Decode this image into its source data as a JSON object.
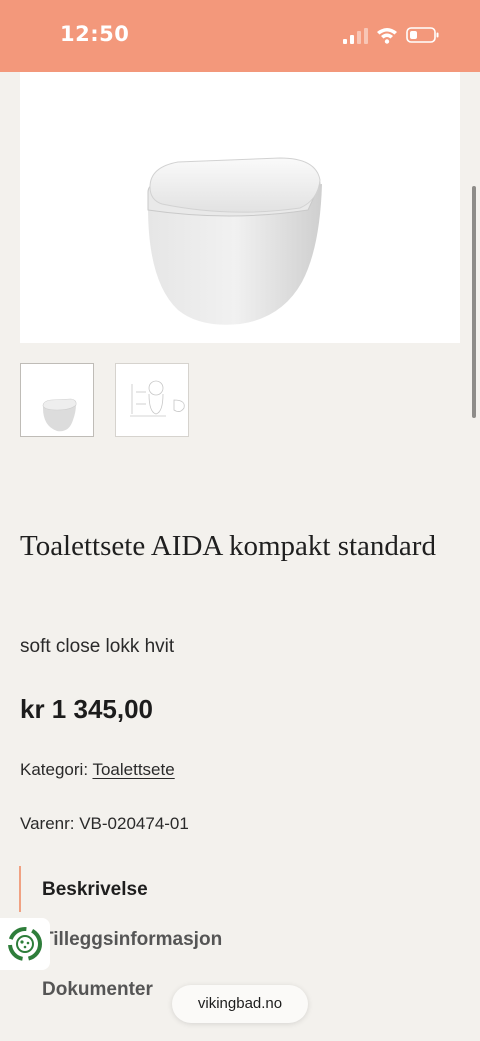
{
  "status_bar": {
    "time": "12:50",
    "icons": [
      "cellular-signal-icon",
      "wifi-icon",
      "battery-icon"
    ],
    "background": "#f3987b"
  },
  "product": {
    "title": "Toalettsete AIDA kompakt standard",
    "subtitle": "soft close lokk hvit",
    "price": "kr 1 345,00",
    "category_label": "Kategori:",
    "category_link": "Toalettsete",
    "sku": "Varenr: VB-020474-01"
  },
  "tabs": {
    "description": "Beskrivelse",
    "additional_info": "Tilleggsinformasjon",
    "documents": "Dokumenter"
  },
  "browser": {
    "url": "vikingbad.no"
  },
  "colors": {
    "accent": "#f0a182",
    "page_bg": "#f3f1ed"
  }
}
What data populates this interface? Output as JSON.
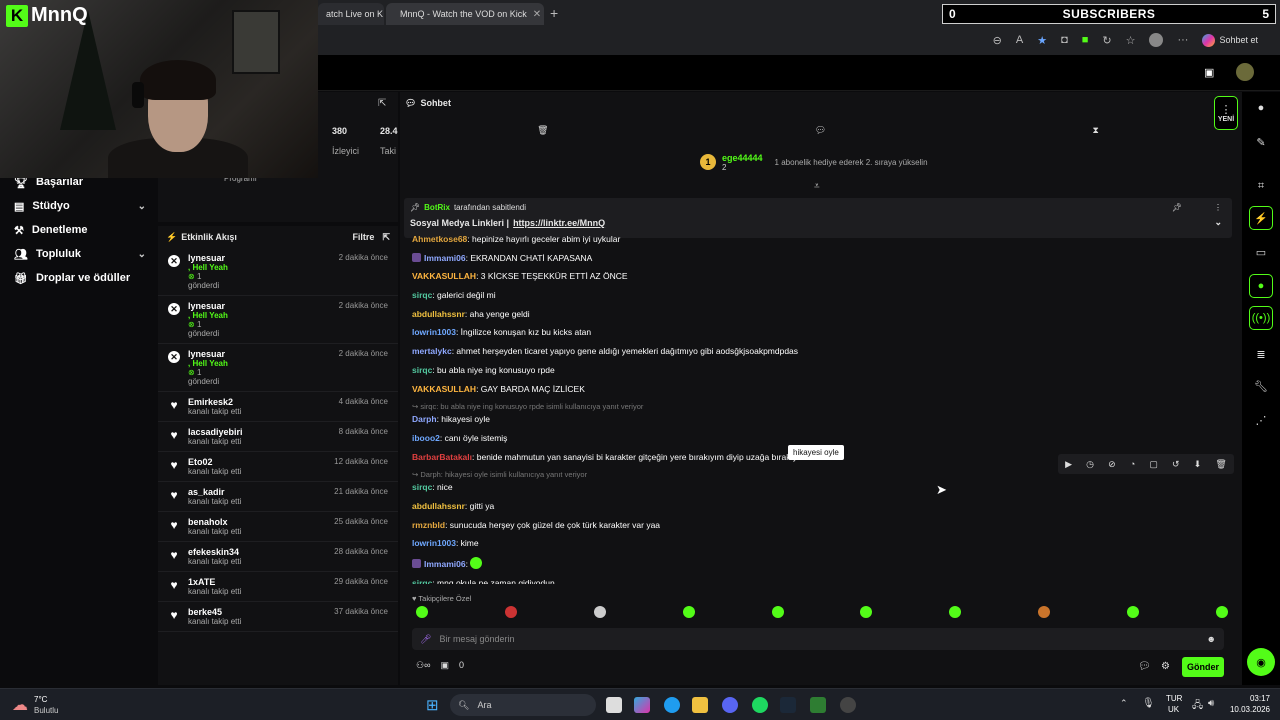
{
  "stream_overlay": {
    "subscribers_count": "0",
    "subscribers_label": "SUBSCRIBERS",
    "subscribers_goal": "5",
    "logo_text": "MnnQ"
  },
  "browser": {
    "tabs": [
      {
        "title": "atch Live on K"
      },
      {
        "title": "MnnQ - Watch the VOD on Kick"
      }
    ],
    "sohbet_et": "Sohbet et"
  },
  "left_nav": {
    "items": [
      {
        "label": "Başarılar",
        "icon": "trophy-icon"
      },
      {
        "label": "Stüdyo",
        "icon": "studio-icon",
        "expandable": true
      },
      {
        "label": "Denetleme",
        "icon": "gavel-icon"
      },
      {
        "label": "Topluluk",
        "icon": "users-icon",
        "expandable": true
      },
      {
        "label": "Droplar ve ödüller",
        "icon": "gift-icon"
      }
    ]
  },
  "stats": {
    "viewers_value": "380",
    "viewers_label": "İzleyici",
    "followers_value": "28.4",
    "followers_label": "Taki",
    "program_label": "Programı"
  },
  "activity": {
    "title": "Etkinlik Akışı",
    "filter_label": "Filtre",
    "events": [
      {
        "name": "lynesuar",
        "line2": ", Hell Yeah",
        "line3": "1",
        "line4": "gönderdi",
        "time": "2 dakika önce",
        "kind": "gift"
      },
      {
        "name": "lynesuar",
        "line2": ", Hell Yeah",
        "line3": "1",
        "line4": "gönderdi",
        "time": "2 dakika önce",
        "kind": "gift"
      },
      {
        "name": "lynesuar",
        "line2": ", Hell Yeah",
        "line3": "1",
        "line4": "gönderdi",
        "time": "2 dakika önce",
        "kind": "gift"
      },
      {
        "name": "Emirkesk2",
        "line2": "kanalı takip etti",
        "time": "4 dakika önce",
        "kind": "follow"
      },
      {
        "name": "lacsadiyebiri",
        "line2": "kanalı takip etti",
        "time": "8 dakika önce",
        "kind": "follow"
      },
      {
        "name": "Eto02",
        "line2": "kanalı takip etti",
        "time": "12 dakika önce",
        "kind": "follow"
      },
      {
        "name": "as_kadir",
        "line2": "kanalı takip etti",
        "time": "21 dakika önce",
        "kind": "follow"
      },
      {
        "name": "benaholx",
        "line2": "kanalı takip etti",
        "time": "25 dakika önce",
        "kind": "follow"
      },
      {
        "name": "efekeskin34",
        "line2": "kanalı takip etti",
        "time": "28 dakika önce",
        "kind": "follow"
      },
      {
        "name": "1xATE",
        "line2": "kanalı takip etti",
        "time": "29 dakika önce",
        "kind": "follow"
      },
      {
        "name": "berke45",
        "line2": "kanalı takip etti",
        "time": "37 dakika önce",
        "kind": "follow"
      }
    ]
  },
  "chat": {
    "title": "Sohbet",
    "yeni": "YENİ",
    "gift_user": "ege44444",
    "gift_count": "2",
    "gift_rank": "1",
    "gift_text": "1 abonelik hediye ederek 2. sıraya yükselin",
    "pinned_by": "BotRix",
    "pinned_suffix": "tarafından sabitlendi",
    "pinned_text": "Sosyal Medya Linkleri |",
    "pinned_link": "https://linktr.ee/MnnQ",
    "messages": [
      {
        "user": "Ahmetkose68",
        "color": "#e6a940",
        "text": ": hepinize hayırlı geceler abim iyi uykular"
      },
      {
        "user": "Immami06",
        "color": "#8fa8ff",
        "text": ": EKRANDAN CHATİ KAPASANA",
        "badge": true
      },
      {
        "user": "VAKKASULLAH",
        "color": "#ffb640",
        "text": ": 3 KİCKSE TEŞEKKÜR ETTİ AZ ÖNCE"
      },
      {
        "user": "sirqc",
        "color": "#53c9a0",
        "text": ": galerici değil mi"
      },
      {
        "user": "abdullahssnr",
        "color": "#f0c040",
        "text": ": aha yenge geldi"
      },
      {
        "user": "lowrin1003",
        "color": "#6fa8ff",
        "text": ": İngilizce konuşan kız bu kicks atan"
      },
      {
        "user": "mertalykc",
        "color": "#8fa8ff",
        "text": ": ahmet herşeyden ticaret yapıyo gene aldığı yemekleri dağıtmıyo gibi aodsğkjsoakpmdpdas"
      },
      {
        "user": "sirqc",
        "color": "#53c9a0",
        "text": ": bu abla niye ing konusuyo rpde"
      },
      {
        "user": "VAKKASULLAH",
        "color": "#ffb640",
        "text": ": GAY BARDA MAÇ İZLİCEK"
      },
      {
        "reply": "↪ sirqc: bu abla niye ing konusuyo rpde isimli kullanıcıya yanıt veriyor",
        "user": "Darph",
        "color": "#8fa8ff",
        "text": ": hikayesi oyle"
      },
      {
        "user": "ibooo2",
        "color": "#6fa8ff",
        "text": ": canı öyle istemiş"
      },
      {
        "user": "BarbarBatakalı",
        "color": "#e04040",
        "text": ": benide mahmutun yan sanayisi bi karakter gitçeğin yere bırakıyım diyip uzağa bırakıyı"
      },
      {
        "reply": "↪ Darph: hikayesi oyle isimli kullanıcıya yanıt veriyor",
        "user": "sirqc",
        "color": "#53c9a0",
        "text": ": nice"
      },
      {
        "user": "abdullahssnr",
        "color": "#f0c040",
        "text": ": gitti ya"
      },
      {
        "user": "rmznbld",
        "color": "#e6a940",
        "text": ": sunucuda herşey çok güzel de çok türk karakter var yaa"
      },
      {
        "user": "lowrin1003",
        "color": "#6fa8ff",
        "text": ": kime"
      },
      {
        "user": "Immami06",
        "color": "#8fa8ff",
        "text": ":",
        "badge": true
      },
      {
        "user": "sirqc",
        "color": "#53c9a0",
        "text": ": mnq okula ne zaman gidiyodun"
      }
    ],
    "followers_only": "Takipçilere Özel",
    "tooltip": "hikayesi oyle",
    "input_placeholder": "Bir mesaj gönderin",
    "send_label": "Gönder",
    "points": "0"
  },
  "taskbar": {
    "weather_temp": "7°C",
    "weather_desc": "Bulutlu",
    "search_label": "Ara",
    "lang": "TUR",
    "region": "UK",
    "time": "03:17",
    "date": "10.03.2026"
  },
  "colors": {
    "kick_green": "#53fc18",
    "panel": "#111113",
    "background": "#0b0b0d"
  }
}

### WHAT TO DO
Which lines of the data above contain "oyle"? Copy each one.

### SOLUTION TO THE EXERCISE
        "text": ": hikayesi oyle"
        "reply": "↪ Darph: hikayesi oyle isimli kullanıcıya yanıt veriyor",
    "tooltip": "hikayesi oyle",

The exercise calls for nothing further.